At first there are mostly questions. How much money will you need? How will you find the campground in the right location with work that suits you?
We needed to be realistic about our work experience versus the time and energy required for a particular job. And there were a slew of other questions, most of which we did not know before leaving.
When we decided to live in an RV full time, we had a long checklist of how to prepare. For example, we had the camping unit and the stuff we would bring with us. We needed to deal with our possessions we’d leave behind and, of course, where we’d find our work.
We packed the motorhome, pointed it toward Florida and hit the road. How did we know where to go? We didn’t, but we had some savings and a timetable to be out of the frozen North before winter.

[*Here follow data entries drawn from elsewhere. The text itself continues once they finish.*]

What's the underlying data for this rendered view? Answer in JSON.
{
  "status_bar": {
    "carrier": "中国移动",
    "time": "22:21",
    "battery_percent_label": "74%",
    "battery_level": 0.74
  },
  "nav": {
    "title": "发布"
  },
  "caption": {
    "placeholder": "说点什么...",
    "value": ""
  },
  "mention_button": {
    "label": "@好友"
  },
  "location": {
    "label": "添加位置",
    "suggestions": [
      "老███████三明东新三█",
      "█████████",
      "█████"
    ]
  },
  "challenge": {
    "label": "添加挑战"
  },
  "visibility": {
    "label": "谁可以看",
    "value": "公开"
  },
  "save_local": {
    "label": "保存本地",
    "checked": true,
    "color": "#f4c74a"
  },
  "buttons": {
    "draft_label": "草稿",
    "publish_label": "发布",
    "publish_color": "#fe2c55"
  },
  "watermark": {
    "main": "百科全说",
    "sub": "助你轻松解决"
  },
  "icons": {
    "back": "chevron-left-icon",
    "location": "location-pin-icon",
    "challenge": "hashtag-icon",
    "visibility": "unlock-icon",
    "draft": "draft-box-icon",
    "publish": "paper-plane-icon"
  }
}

We accomplished the “get out of the North,” now we needed to find work.
Work Camp or Commute?
Commuter camping is driving the RV to an area you wish to work in, setting up at a campground then finding work outside of the campground. RVers who choose these jobs include oil and natural gas pipeline workers, nurses, law enforcement, construction workers and seasonal workers, like those who work the holiday season at Amazon warehouses.
Work camping is working in a campground in a capacity that we were willing to learn or that we had some experience in already, such as office work, taking reservations, planning activities, decorating, working in the camp store, mowing lawns, operating light machinery, fixing plumbing and electrical and so on.
Without a tow vehicle, only having the motorhome, was a deciding factor for us to work camp. When we eventually did purchase a vehicle, we had already secured work as work campers, so we stuck with it. With my carpentry background and my wife’s hospitality and bookkeeping background, we fit in nicely.
In our upcoming articles here on RVtravel.com, we will share some of the first steps we took on our work camping journey — a condensed version of many years on the road.
The places we’ve stayed are beautiful: the sun glistening through the Spanish Moss in Florida, the rolling green hills in Ohio, the lake views in Alabama and the Rez in Mississippi to name a few. Being able to support ourselves while taking in this amazing scenery is a bonus. I hope our experiences can help you.
Please feel free to share your experiences in the comments below or contact me at samsuvarv(at)gmail.com.
See you down the road.